[Instructions for the task] Exactly how many lines in this data contain the word "初试第三单位业务课为国家统考数学"? Only the number should be given.

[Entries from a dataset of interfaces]
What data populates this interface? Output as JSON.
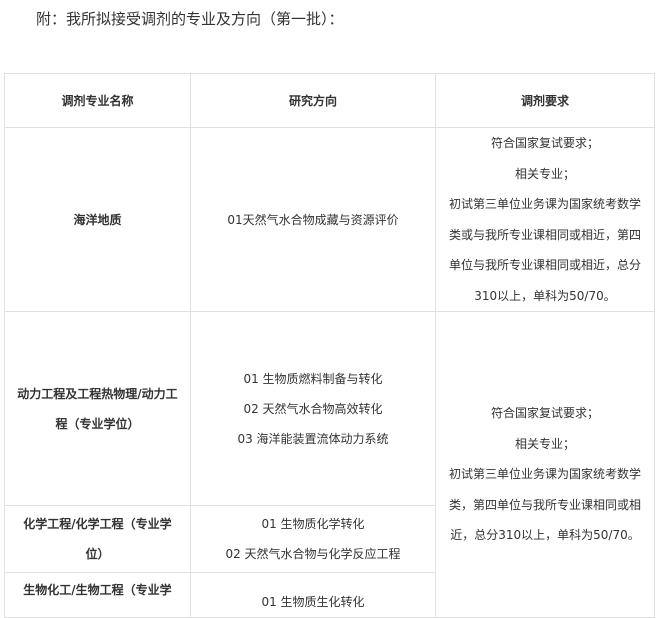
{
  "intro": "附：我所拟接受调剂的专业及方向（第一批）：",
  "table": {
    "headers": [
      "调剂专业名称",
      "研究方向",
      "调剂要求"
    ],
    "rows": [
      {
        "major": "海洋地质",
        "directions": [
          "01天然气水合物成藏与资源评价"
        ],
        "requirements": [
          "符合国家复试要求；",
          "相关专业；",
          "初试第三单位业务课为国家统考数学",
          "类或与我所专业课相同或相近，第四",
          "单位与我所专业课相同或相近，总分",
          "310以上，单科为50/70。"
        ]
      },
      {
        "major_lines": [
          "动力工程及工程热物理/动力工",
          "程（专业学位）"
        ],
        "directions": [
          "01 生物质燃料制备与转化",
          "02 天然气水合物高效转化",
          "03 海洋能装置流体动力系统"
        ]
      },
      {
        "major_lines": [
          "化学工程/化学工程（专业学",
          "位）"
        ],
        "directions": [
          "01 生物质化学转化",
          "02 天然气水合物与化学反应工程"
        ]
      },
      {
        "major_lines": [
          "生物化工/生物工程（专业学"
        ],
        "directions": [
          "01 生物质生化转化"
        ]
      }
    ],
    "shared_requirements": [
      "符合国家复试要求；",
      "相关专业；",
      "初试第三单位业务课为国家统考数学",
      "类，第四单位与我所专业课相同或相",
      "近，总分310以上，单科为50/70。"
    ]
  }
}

[Answer to the problem] 2